Advice to Senior Management: Stop focusing on the bottom line. Make it a priority to attract and retain top technical talent. Use technical excellence and innovation to create and keep a competitive edge. No, I would not recommend this company to a friend. I'm not optimistic about the outlook for this company.
I fear that the PBC "3" might be coming my way. I AM NOT A 3, and if I am rated as such, then I will act accordingly, like a "3". I will sign on at 9, sign off at 5, no weekends, take my lunch break every day. Not one bit of extra effort will be exerted on IBM. I will spend my time networking and doing my resume and looking for another job. It is sad because I really WANT to be an IBMer, I like my co-workers, team leader and my manager, I am sure it is not her fault at what she is being forced to do by upper equity vested goon management. -ForceMeToBeThree-
Alliance reply: Use your time to help organize the Alliance. Talk to your co-workers, send us names of IBMers and their email address. Don't just go meekly out the door.
"in view of the company's overall results, my senior team and I have recommended that we forgo our personal annual incentive payment for 2013".
Big deal. They are rich enough to withstand that. They should forgo their jobs. As we go through another critical time for employees we need now more than ever for people to say no to Roadmap 2015. The Alliance is here to help organize and fight back. Information is also key. Send RA packs to the Alliance at firstname.lastname@example.org -Alliance-
It is sad you career has come to this ! Feels like I am reading posts from a bunch of sheep. Wake up people, this is the IBM of 2014, they will do anything to fulfill this crazy Roadmap 2015 strategy and if it means cutting YOU, it doesn't matter! It doesn't matter what you have done for IBM or what your appraisal rating is. Be prepared to leave and always focus on your skills and career! -longtimrbeemer-
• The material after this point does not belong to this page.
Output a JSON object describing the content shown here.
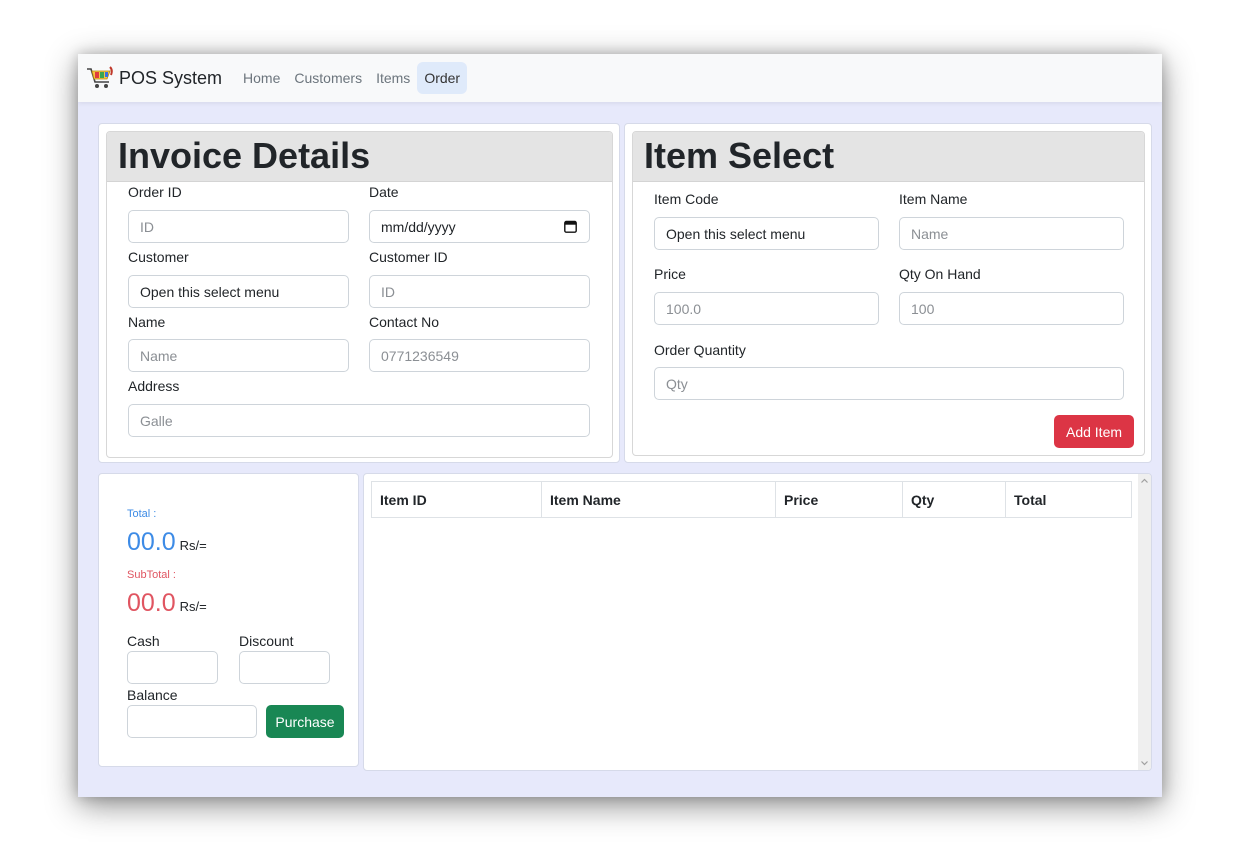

This site is designed to allow IBM Employees to communicate and share methods of protecting their rights through the establishment of an IBM Employees Labor Union. Section 8(a)(1) of the National Labor Relations Act states it is a violation for Employers to spy on union gatherings, or pretend to spy. For the purpose of the National Labor Relations Act, notice is given that this site and all of its content, messages, communications, or other content is considered to be a union gathering.